Now, by understanding the mathematics of bracket racing, we know that I cannot be .030 or less behind at the finish line, or I’m doomed. That leaves two options: either get ahead by as little as possible, or get behind by more than .030. Keep in mind that if I’m going to take the finish line, my opponent has to be at least .031 over his/her dial-in to give me any chance of winning (.010 reaction + .031 over = .041 package---with my .040 light, I could conceivably take .001 win stripe, and win with a dead-on with a zero).
The odds of a competitor in today’s world of pro bracket racing being .03 over is not good at all. So, I would probably take my chances on the dump. If I can get .031 behind, and my opponent is under, then I win by running .001 slower than he or she. If my opponent is .010, and .009 under his/her dial, and I am .040 and drop to .031 behind, then I win despite my .008 breakout. In this situation, there’s no way to win if I’m any closer to, or (god forbid) ahead of my opponent.
Basically, reaction time is the pivotal factor in deciding the outcome of any round of competition, assuming you have the knowledge to take advantage of it. I hope this hasn’t been more confusing than helpful, and I’ll elaborate more next month when I get into focus and driving tactics.
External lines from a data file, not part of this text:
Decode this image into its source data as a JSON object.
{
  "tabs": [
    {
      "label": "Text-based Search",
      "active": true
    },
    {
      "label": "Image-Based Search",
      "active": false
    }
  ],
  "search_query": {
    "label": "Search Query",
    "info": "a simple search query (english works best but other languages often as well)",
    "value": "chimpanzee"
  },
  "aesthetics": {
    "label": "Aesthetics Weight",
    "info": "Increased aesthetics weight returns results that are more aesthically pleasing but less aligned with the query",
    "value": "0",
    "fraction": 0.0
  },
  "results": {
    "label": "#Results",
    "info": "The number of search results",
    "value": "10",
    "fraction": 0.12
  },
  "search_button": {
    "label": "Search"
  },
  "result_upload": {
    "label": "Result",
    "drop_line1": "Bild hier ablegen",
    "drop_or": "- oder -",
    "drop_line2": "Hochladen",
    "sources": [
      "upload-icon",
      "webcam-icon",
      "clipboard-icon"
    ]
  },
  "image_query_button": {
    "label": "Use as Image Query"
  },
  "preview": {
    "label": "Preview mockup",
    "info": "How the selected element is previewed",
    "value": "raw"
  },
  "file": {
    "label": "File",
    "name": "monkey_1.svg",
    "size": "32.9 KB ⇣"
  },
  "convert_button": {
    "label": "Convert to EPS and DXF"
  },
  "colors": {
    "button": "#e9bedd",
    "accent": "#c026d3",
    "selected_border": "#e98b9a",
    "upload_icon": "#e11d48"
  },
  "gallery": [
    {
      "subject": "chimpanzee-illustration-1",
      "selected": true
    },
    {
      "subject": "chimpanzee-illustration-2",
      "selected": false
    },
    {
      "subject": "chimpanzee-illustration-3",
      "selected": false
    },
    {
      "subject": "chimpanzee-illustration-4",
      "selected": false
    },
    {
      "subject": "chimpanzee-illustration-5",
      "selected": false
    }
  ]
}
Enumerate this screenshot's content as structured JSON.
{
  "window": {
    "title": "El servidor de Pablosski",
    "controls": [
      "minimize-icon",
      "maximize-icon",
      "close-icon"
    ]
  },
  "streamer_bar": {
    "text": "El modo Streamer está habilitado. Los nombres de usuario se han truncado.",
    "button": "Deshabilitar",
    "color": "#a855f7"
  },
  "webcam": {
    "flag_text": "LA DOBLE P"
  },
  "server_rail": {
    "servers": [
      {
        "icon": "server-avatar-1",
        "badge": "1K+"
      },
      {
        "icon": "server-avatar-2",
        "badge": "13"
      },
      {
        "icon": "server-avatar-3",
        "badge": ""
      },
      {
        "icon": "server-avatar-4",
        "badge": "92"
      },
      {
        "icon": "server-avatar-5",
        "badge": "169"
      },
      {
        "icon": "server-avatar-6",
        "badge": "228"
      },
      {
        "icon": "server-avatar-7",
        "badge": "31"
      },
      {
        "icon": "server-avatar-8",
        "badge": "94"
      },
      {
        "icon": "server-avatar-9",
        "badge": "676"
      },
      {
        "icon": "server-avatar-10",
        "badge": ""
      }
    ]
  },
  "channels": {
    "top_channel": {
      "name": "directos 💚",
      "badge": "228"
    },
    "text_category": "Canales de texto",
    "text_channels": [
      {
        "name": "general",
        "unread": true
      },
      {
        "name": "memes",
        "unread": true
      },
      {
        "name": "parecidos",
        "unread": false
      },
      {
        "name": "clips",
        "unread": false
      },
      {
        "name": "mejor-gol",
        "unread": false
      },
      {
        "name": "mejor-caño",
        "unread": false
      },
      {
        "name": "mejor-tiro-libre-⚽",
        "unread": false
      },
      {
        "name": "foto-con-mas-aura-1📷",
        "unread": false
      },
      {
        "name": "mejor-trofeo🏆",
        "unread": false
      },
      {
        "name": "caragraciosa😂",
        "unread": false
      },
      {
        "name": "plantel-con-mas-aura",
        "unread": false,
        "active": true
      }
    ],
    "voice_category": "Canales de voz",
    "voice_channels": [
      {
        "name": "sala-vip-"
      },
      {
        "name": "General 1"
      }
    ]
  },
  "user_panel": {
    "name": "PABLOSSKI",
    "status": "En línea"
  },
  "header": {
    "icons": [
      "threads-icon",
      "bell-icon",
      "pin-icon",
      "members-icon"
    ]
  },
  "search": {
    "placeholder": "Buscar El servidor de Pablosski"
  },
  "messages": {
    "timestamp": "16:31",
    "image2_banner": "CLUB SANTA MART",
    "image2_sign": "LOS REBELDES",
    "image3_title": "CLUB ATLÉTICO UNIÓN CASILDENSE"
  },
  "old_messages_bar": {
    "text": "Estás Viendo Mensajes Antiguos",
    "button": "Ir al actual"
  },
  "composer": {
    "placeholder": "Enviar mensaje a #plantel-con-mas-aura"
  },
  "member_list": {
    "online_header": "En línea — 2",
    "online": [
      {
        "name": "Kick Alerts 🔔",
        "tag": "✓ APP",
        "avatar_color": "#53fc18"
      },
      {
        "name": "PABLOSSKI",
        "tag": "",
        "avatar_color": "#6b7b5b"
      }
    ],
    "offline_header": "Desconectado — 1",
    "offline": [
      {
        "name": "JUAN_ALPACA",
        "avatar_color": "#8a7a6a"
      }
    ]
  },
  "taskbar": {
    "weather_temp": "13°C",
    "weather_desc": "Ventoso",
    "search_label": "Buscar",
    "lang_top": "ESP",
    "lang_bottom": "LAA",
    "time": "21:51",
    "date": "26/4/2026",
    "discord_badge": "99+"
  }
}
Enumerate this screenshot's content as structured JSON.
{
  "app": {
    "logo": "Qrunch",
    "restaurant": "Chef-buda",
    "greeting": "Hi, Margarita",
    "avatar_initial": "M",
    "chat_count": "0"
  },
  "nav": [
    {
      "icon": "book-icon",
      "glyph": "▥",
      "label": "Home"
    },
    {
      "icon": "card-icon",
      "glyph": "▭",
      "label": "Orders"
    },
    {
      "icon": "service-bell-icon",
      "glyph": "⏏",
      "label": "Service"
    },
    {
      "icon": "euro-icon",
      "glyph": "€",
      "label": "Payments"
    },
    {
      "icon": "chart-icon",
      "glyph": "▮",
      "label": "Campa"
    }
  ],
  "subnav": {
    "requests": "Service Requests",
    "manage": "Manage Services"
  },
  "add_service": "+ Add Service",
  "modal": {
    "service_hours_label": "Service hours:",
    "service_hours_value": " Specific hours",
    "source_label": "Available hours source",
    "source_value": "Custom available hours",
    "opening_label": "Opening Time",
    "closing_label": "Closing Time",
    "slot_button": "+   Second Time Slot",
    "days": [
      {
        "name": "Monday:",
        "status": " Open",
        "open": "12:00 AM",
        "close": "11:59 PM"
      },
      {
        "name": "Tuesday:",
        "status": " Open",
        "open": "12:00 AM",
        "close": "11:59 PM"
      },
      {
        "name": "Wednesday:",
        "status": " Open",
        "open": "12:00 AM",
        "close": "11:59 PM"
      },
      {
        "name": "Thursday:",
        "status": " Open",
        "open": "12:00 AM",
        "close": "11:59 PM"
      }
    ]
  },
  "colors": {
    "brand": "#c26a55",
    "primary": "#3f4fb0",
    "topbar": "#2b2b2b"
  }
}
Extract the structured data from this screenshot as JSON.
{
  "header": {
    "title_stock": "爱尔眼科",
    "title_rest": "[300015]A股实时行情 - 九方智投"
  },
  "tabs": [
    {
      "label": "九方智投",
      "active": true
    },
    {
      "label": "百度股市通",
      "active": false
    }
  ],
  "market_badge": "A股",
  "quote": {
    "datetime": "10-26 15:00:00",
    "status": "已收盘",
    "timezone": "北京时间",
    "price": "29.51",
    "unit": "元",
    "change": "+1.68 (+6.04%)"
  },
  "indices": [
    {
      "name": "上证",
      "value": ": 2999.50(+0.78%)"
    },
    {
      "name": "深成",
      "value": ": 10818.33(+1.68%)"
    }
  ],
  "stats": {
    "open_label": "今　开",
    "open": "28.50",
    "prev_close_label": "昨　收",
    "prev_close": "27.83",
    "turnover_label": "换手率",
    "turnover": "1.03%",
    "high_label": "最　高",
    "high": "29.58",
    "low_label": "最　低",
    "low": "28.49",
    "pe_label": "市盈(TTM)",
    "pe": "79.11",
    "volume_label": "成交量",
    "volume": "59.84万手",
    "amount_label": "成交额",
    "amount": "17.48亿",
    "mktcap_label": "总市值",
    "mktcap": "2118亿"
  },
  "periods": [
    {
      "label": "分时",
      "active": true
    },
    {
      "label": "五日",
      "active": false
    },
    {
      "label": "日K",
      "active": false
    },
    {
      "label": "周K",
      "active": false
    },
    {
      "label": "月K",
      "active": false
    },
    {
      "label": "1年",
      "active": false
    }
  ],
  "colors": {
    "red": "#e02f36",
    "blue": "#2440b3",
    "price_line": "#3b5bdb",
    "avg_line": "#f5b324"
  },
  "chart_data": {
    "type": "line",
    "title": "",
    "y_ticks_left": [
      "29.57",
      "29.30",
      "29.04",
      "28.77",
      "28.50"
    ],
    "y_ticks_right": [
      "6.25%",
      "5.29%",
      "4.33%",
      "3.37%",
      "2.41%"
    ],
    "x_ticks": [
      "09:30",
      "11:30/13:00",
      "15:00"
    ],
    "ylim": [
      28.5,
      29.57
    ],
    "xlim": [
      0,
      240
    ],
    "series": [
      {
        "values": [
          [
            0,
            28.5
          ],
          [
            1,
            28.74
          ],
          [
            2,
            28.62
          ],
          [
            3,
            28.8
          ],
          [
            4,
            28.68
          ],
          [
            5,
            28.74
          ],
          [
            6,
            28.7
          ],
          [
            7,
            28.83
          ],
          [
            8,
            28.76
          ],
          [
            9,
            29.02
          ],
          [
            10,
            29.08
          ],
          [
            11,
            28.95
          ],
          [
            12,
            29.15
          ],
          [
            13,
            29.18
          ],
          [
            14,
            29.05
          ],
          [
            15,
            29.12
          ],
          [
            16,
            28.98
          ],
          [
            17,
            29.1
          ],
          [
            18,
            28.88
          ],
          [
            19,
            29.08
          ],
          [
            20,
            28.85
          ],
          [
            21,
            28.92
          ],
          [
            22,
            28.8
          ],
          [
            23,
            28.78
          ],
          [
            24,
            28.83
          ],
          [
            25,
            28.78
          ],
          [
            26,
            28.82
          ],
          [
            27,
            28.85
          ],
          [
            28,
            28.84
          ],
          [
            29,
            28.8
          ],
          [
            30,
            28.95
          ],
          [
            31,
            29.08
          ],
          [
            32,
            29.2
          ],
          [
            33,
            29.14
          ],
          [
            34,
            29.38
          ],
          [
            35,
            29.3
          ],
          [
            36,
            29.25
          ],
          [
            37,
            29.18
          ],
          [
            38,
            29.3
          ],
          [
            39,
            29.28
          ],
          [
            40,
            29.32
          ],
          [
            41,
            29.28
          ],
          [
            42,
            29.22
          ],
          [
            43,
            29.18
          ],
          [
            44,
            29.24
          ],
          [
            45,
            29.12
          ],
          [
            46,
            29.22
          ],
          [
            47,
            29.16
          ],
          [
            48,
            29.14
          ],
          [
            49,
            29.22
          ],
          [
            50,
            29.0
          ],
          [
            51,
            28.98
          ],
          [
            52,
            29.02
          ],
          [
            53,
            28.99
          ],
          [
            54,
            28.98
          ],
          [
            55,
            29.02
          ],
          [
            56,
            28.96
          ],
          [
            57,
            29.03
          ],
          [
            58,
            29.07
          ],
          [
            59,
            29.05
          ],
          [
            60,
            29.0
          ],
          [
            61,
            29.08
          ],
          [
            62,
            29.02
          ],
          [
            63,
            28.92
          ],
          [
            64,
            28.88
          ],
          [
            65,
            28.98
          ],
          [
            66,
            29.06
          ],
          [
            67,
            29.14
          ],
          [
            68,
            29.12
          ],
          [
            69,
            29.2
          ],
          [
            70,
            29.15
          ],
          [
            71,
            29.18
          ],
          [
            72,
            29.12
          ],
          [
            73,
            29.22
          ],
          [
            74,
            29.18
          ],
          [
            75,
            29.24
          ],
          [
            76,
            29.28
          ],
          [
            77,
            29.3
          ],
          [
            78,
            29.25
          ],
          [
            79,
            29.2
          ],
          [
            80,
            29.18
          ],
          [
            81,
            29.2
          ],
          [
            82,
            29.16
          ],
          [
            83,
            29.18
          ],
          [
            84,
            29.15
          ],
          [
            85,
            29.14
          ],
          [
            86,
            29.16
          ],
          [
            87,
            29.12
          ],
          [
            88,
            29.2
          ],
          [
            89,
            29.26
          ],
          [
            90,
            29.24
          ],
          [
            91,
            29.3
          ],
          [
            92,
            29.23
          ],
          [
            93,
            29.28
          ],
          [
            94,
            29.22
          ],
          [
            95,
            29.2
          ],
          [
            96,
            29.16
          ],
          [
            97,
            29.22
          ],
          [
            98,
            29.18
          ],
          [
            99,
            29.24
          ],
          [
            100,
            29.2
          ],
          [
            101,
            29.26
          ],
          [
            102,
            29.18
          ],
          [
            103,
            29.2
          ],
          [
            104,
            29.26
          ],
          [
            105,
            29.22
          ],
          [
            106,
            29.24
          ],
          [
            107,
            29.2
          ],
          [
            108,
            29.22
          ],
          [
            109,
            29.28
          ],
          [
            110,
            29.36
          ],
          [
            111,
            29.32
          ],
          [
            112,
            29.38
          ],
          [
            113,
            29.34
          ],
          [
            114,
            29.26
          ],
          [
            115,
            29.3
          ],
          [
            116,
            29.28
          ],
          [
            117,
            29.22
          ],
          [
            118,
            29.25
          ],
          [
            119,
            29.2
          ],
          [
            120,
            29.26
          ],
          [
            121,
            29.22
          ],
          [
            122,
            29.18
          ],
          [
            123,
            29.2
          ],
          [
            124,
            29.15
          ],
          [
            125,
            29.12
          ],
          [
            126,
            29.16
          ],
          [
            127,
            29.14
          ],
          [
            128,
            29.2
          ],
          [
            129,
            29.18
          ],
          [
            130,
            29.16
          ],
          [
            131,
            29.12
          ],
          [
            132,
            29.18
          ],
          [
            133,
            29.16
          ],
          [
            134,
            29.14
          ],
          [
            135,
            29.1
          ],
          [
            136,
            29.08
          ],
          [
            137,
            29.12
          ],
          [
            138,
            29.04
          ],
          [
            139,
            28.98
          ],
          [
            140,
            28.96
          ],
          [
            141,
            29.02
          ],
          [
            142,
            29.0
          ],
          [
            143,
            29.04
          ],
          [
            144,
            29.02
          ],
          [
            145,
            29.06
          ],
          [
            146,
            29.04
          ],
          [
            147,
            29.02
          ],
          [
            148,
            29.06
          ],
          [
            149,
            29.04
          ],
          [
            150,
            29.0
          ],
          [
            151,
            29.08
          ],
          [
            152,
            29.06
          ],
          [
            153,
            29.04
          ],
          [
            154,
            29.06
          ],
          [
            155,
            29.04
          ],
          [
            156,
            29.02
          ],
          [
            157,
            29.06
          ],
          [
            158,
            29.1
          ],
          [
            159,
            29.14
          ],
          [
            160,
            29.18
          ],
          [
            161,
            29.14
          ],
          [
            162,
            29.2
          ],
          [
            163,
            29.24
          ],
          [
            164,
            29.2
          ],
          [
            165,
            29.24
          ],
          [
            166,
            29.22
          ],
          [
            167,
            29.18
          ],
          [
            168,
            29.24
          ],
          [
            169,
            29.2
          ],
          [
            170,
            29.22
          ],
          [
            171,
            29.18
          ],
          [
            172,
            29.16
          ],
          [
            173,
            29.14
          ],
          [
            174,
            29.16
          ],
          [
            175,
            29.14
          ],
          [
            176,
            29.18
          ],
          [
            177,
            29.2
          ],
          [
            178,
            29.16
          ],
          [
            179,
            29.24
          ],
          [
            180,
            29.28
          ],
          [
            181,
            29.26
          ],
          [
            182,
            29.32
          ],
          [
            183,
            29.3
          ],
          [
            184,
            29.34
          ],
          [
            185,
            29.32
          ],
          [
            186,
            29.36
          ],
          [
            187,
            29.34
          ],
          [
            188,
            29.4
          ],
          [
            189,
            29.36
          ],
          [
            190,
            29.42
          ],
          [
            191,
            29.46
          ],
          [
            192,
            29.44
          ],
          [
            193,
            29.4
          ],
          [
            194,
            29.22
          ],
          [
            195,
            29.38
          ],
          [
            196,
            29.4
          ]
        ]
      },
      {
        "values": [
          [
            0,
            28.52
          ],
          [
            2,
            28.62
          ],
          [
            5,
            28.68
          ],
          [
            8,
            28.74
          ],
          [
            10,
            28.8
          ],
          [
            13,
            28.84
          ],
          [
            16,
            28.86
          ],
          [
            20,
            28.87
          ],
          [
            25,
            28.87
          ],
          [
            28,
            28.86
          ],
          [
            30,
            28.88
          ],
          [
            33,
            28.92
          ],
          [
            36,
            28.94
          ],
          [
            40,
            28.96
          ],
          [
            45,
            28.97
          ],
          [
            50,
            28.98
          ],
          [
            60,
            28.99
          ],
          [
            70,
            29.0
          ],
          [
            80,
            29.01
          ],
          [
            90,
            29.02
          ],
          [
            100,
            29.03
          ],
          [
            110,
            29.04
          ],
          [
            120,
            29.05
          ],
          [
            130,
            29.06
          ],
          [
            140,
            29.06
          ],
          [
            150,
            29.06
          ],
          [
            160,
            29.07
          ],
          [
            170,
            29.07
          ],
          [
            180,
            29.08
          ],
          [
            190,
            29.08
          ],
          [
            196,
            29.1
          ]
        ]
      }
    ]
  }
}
As always, if you have any questions or comments, please feel free to e-mail me at firstname.lastname@example.org. Thanks for reading, and we’ll do it all again next month!